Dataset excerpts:
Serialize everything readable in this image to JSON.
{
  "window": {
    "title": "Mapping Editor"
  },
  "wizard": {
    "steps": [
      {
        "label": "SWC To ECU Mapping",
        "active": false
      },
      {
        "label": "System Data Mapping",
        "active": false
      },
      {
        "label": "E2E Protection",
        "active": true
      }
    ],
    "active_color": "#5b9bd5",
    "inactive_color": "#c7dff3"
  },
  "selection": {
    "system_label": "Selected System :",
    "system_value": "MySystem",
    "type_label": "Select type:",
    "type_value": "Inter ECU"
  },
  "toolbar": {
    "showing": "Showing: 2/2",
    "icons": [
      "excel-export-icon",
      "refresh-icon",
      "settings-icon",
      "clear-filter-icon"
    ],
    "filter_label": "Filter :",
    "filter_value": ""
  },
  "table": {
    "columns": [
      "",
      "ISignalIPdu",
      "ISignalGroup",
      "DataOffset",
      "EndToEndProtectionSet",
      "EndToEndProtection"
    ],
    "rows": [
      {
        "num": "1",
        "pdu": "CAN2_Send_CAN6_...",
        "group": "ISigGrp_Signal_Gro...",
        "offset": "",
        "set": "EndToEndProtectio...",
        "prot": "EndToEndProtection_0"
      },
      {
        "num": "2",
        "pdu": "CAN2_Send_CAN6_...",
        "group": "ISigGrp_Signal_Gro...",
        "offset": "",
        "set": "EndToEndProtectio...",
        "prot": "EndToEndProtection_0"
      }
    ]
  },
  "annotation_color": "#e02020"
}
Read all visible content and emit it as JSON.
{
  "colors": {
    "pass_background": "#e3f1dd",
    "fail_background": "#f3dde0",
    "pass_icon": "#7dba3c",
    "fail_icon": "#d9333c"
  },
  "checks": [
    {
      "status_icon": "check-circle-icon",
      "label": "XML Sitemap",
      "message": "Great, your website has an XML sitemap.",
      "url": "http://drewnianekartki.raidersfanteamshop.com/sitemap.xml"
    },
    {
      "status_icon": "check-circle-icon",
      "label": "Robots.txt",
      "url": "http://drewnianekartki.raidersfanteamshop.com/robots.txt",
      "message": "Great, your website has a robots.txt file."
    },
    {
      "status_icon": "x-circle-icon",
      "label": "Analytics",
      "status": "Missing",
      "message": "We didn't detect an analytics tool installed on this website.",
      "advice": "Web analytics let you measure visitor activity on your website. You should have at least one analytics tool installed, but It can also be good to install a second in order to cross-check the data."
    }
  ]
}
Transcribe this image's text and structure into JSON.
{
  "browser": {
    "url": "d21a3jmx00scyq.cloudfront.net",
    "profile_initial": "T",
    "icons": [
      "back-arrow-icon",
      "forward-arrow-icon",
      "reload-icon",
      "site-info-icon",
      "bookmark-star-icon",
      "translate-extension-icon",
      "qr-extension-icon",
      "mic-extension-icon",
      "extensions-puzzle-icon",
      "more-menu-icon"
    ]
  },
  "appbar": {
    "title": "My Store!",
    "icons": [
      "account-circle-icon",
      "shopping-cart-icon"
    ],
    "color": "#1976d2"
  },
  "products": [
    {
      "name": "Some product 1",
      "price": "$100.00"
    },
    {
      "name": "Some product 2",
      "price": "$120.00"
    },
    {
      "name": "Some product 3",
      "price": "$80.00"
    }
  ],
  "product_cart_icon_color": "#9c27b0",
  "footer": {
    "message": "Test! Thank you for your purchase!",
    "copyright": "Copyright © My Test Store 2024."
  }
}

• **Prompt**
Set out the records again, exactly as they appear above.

• **Response**
Serialize everything readable in this image to JSON.
{
  "window": {
    "title": "Mapping Editor"
  },
  "wizard": {
    "steps": [
      {
        "label": "SWC To ECU Mapping",
        "active": false
      },
      {
        "label": "System Data Mapping",
        "active": false
      },
      {
        "label": "E2E Protection",
        "active": true
      }
    ],
    "active_color": "#5b9bd5",
    "inactive_color": "#c7dff3"
  },
  "selection": {
    "system_label": "Selected System :",
    "system_value": "MySystem",
    "type_label": "Select type:",
    "type_value": "Inter ECU"
  },
  "toolbar": {
    "showing": "Showing: 2/2",
    "icons": [
      "excel-export-icon",
      "refresh-icon",
      "settings-icon",
      "clear-filter-icon"
    ],
    "filter_label": "Filter :",
    "filter_value": ""
  },
  "table": {
    "columns": [
      "",
      "ISignalIPdu",
      "ISignalGroup",
      "DataOffset",
      "EndToEndProtectionSet",
      "EndToEndProtection"
    ],
    "rows": [
      {
        "num": "1",
        "pdu": "CAN2_Send_CAN6_...",
        "group": "ISigGrp_Signal_Gro...",
        "offset": "",
        "set": "EndToEndProtectio...",
        "prot": "EndToEndProtection_0"
      },
      {
        "num": "2",
        "pdu": "CAN2_Send_CAN6_...",
        "group": "ISigGrp_Signal_Gro...",
        "offset": "",
        "set": "EndToEndProtectio...",
        "prot": "EndToEndProtection_0"
      }
    ]
  },
  "annotation_color": "#e02020"
}
Read all visible content and emit it as JSON.
{
  "colors": {
    "pass_background": "#e3f1dd",
    "fail_background": "#f3dde0",
    "pass_icon": "#7dba3c",
    "fail_icon": "#d9333c"
  },
  "checks": [
    {
      "status_icon": "check-circle-icon",
      "label": "XML Sitemap",
      "message": "Great, your website has an XML sitemap.",
      "url": "http://drewnianekartki.raidersfanteamshop.com/sitemap.xml"
    },
    {
      "status_icon": "check-circle-icon",
      "label": "Robots.txt",
      "url": "http://drewnianekartki.raidersfanteamshop.com/robots.txt",
      "message": "Great, your website has a robots.txt file."
    },
    {
      "status_icon": "x-circle-icon",
      "label": "Analytics",
      "status": "Missing",
      "message": "We didn't detect an analytics tool installed on this website.",
      "advice": "Web analytics let you measure visitor activity on your website. You should have at least one analytics tool installed, but It can also be good to install a second in order to cross-check the data."
    }
  ]
}
Transcribe this image's text and structure into JSON.
{
  "browser": {
    "url": "d21a3jmx00scyq.cloudfront.net",
    "profile_initial": "T",
    "icons": [
      "back-arrow-icon",
      "forward-arrow-icon",
      "reload-icon",
      "site-info-icon",
      "bookmark-star-icon",
      "translate-extension-icon",
      "qr-extension-icon",
      "mic-extension-icon",
      "extensions-puzzle-icon",
      "more-menu-icon"
    ]
  },
  "appbar": {
    "title": "My Store!",
    "icons": [
      "account-circle-icon",
      "shopping-cart-icon"
    ],
    "color": "#1976d2"
  },
  "products": [
    {
      "name": "Some product 1",
      "price": "$100.00"
    },
    {
      "name": "Some product 2",
      "price": "$120.00"
    },
    {
      "name": "Some product 3",
      "price": "$80.00"
    }
  ],
  "product_cart_icon_color": "#9c27b0",
  "footer": {
    "message": "Test! Thank you for your purchase!",
    "copyright": "Copyright © My Test Store 2024."
  }
}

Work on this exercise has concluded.